The dinner before the show was a buffet and after claiming our seats my husband and I made our way over to get our dinner. As I leaned over to ladle something onto my plate, there was a slight feeling of slippage in the old hammock area. One of the gals was separating from her false friend. I eyed out the “waiters” (theater teens) on the other side of the buffet to see where they were looking. I was hoping I could just stick my hand down my top, grab hold of the jelly half-boob, and slap it back into place. No such luck. The kid was standing there with a pair of tongs and waiting to see if he could offer me some chicken. Hmm. As I moved down the line, I held my plate with both hands and lined up the inside of my right bicep with the renegade and gave a squeeze and a push. Nope. I tried to use non-obvious muscle movements to force the errant falsie back into place all the way down the buffet line. My right boob must have looked something like a confused and insane puffer fish.
I gave up hope of straightening incognito and took my plate back to my table, resigned to having to excuse myself to the restroom. Besides, it probably felt worse than it looked. I smiled over to my daughter who was working the soda bar across the room.
After I put my plate down and before I cut loose to the facilities, my daughter magically appeared in front of me. She hissed at me under her breath. “MOM! You need to go fix yourself. NOW. You look like you have two boobs on one side.”
Meanwhile my husband, who has been at my side the whole time and never noticed a thing, is already eating. I glare down at him and he looks up at me and asks me if I got some of the orange chicken because I really should have gotten some of the orange chicken, and by the way daughter, do you know where you guys ordered the orange chicken from, because THE ORANGE CHICKEN IS REALLY GOOD. He has NO IDEA how close he came to wearing his orange chicken.
So now I have to walk clear across the room to the exit by the bathroom and suddenly it feels like I AM THE ONE ONSTAGE.
“Daughter,” I whisper, “why don’t I wait until the show starts and the lights go down?”
“No mom. That’s rude and unacceptable in theater. You need to fix it now.”
So I walk across the room, the whole way pretending to scratch my chin so my arm can crook over my right side, which apparently is in possession of two boobs.
In the restroom I square myself off and look in the mirror.
OK. Not pretty. But not exactly TWO boobs on the right side. More like a double-up. You know, like those waves that have a wave on their backside.

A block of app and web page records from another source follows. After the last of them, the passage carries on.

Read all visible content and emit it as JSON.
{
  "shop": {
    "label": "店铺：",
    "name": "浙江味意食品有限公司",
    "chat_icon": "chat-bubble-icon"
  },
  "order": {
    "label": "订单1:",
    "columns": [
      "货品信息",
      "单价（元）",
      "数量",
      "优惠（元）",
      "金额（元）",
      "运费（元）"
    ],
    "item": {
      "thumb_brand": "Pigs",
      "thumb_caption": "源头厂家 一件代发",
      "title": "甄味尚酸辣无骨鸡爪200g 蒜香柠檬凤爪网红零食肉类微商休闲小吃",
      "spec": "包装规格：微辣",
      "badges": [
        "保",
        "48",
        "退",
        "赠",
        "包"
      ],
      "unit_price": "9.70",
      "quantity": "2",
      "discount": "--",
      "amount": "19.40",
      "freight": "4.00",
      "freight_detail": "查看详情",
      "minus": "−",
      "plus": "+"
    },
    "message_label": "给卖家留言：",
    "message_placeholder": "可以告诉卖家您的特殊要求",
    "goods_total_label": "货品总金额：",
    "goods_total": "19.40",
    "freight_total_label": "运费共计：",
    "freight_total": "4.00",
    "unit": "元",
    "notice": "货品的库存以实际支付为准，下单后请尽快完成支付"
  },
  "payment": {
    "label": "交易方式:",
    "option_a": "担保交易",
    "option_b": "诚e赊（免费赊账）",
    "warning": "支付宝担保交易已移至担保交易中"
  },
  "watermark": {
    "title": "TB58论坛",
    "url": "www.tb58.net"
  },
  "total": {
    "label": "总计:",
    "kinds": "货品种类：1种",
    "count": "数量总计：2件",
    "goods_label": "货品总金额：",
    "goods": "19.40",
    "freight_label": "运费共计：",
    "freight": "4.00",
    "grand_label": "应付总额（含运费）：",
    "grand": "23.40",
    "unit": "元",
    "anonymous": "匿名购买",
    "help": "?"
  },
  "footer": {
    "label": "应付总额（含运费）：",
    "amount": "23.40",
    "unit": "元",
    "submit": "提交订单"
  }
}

Apparently I missed a flush. Or been too self-occupied to realize someone was using the facilities. But as I started to pry open my cami, the jelly boob free fell out and plopped onto the floor as a young woman of about 17 simultaneously walked out of the stall. For a second that stretched into eternity, we both stood there, the quivering mass of flesh-colored jello on the floor between us. Then the girl politely stepped over it, washed her hands, dried them, stepped over it again and exited. She was way cool.
My inner monologue was not so cool. It was SO HARD to just stand there. And though I lacked the fortitude to JUST PICK UP THE FUCKING THING AND STICK IT BACK IN, at least I did not blurt out the train wreck going on in my head. No. I am NOT some wanna be MILF. REALLY REALLY REALLY. I’m just a battle scared survivor who can’t wear most bras. TRYING TO NOT SHOW MY NIPPLES.